The BWDB official also said the Piyain river—the trans-boundary river of India and Bangladesh that used to flow down from India's Omghat—has already filled with sediment. Thus, this river is flowing through the Dawki river.
At Amalsid point, the Surma river is flowing in the opposite direction and has taken a right turn; and Kushiyara is also flowing in the same alignment.
Some 60% of the water inflow from India flows through the Surma river and the remaining 40-35% flows through the Kushiyara river; the inconsistency of water flow is causing the silt deposits and erosion.
Huge river islands have started to emerge at the source of the Surma river, almost killing the upper Surma. Of the 53 kilometres of this river, 26 kilometres flow along the border—which is creating immense pressure on the Kushiyara river—causing river erosion on its banks, the BWDB official added.
Sirajul Islam furthered: "If dredging operations are executed on the upper Surma river— with the consent of both India and Bangladesh's government—then the navigability crisis, environmental-ecological problems, and other inconveniences might be averted.
"All the silt from landslides, mudslides, or flow from upstream is depositing on Bangladesh's side of the river."
He said since water flow is higher in the upper Surma channel—than its capacity to uphold the flow—river islands are being created near the piers of all the bridges on the channels, while the velocity of the flow decreases.
Due to this, a whole town of Kanaighat was flooded in three hours last year, he added.
Describing basin management as the key to the river’s condition, the BWDB executive engineer said: "The river basin is not in my country, so how should I manage that?
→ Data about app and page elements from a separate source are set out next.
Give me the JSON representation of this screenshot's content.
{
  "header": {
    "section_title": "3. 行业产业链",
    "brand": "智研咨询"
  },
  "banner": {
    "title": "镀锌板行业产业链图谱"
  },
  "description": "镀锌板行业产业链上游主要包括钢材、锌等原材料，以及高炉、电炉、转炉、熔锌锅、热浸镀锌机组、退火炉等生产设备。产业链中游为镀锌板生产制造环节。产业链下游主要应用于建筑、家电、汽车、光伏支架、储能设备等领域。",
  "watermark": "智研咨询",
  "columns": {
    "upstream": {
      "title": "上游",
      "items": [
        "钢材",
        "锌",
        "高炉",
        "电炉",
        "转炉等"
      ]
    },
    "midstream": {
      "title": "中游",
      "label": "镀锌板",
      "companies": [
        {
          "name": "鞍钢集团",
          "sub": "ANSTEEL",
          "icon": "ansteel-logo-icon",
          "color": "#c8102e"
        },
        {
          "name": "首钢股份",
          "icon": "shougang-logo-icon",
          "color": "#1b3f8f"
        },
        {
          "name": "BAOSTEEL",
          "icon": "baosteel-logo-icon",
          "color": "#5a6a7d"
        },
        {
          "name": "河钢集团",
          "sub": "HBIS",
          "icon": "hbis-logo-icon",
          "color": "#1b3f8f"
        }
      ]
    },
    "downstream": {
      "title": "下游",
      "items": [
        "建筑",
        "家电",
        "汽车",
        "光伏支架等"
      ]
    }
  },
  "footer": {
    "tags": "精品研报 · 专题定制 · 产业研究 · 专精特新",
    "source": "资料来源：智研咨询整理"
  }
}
This problem does not even have a scientific solution."
According to information on river research by Sylhet Agricultural University's Soil Science Department Professor, also the Dean of the Faculty of Agriculture, Dr Md Abul Kashem, every year 800,000,000 million tonnes of sand and silt are deposited in Bangladesh.
Bangladesh is facing frequent floods now, whereas it only used to flood every five to seven years due to the overflowing river bodies.
He stated that apart from Sunamganj, Moulvibazar, and Habiganj, silt from India flows through 57 upazilas of seven districts—including Brahmanbaria, Kishoreganj and Netrokona—into the Meghna river, crossing near Brahmanbaria's Titas, old Brahmaputra, and Bhairab.
However, the depth of all three points through which silt is carried has decreased, causing frequent flooding every year.
He said: "There have been no major dredging operation on rivers in the eastern region of Bangladesh, because of this, it is difficult to avoid the crisis."